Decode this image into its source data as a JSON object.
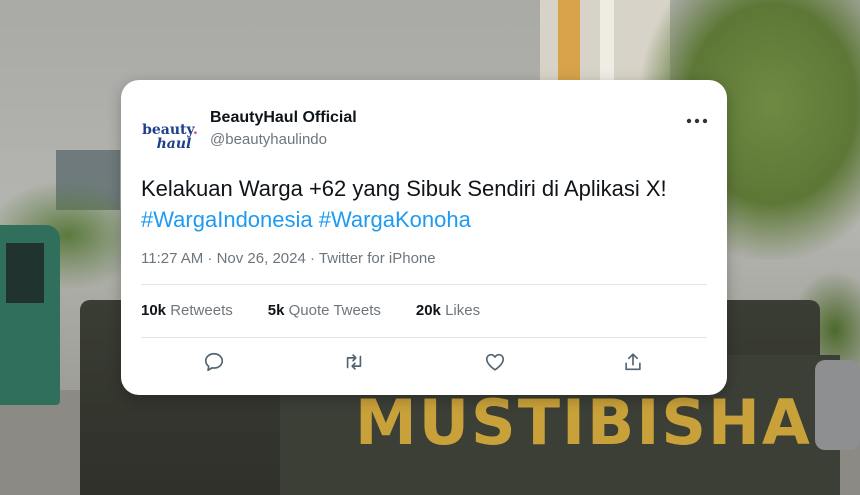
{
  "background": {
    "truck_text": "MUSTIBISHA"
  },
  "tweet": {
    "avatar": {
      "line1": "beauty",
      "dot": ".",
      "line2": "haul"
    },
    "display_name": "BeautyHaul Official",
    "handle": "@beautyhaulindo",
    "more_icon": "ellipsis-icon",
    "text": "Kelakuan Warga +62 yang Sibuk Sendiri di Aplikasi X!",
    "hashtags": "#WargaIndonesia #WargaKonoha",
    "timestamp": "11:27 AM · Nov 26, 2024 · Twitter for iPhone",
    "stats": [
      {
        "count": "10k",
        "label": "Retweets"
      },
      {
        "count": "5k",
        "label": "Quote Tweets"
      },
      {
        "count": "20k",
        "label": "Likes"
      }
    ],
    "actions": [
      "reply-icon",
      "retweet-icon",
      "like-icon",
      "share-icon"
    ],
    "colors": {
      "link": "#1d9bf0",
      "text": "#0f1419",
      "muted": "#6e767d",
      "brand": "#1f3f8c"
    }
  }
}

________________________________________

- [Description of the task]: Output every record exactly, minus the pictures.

- [Worked solution]:
Decode this image into its source data as a JSON object.
{
  "background": {
    "truck_text": "MUSTIBISHA"
  },
  "tweet": {
    "avatar": {
      "line1": "beauty",
      "dot": ".",
      "line2": "haul"
    },
    "display_name": "BeautyHaul Official",
    "handle": "@beautyhaulindo",
    "more_icon": "ellipsis-icon",
    "text": "Kelakuan Warga +62 yang Sibuk Sendiri di Aplikasi X!",
    "hashtags": "#WargaIndonesia #WargaKonoha",
    "timestamp": "11:27 AM · Nov 26, 2024 · Twitter for iPhone",
    "stats": [
      {
        "count": "10k",
        "label": "Retweets"
      },
      {
        "count": "5k",
        "label": "Quote Tweets"
      },
      {
        "count": "20k",
        "label": "Likes"
      }
    ],
    "actions": [
      "reply-icon",
      "retweet-icon",
      "like-icon",
      "share-icon"
    ],
    "colors": {
      "link": "#1d9bf0",
      "text": "#0f1419",
      "muted": "#6e767d",
      "brand": "#1f3f8c"
    }
  }
}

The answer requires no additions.